Stonehenge — United Kingdom

Satellite Image Stonehenge UK

Photo credit: MAXAR

Possibly the world’s most recognized ancient observatory, Stonehenge’s Ring of Stones was built more than 5000 years ago on a wind-swept hill near Salisbury, United Kingdom. Recent theories support construction in about 2000 BC by a late Neolithic people known as the Beakers. Their addition to the project included adding a double ring of stones inside the original earthen henge. More than 80 “bluestones,” some weighing up to four tons, were transported several hundred miles from quarries in Wales. Controversy surrounds some of the possible stellar alignments at Stonehenge, but on the longest day of the year, the summer solstice, the rising sun does appear behind the “Heel Stone.” As the sun rises, the shadow cast by the Heel Stone creeps up the length of the rock and into the heart of the five interior “sarsen” pillar stones.

Teotihuacan — Mexico

Satellite Image Teotihuacan Mexico

Photo credit: MAXAR

Rising 20 stories above the central Mexican highlands, the pyramids of Teotihuacan (pronounced tay-oh-tee-wah-con) were central to Toltec learning and culture. The city, about the size of ancient Athens and Rome, was abandoned about 1500 years ago.
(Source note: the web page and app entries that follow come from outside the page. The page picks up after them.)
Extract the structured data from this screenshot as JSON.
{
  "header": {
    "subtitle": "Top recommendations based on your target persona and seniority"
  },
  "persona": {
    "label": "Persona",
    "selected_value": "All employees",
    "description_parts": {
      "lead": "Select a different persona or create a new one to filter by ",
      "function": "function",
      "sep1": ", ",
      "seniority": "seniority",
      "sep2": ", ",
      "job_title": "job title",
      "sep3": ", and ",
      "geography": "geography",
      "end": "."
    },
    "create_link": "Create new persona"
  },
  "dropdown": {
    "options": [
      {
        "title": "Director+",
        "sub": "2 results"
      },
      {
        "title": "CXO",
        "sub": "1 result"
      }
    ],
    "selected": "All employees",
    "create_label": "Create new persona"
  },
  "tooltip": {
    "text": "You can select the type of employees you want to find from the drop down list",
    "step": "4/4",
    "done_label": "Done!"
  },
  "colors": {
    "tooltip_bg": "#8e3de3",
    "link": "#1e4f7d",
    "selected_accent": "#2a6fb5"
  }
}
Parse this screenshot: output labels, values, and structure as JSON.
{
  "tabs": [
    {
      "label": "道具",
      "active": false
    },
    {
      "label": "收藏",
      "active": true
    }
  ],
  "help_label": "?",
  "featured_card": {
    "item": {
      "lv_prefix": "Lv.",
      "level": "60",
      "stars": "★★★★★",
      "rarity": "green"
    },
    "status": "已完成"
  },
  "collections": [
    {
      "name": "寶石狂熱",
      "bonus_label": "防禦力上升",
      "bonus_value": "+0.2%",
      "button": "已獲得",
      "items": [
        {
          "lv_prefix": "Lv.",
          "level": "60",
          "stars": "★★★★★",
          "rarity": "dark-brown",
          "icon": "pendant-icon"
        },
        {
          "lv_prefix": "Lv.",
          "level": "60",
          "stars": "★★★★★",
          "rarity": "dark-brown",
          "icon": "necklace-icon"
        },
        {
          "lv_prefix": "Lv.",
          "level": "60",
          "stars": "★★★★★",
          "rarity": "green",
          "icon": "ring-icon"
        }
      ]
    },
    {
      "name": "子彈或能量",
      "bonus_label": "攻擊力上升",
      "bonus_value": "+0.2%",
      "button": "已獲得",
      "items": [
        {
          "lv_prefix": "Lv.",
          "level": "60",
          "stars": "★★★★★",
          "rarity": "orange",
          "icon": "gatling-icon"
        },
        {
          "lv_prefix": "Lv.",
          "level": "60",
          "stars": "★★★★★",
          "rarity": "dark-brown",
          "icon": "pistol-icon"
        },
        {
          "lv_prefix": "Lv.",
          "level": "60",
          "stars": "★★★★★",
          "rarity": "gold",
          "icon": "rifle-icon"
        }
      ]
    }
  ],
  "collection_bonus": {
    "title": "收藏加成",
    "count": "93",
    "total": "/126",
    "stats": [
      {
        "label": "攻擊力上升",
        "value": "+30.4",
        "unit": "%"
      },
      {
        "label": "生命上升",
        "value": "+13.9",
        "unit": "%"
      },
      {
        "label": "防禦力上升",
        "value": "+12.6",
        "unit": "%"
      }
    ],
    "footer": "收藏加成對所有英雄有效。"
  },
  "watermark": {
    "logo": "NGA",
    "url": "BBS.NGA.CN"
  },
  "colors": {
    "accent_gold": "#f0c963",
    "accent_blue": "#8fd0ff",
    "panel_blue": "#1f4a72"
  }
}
Using an advanced understanding of mathematics, geometry, and astronomy, the Toltecs built the largest pyramid, “The Pyramid of the Sun,” with an alignment to coincide with the two days (May 19th and July 25th) when the sun would be directly over the top of the pyramid at noon. This would also create an alignment to the east toward the rising sun and to the west toward the setting sun. This pyramid has a base only 10 feet shorter on each side than the Great Pyramid of Cheops in Egypt.

Uxmal — Mexico

Satellite Image Uxmal Mexico

Photo credit: MAXAR

Founded in about 500 AD, Uxmal (pronounced “oosh-mahl”) was the most powerful site in western Yucatan. Many of the buildings rely simply on well-cut stones with no mortar. Astronomical alignments at Uxmal surround the planet Venus. The orientation of the long Palace of the Governor acts as a sighting with other buildings at Uxmal pointing to the southernmost rise location of Venus, which occurs once every eight years.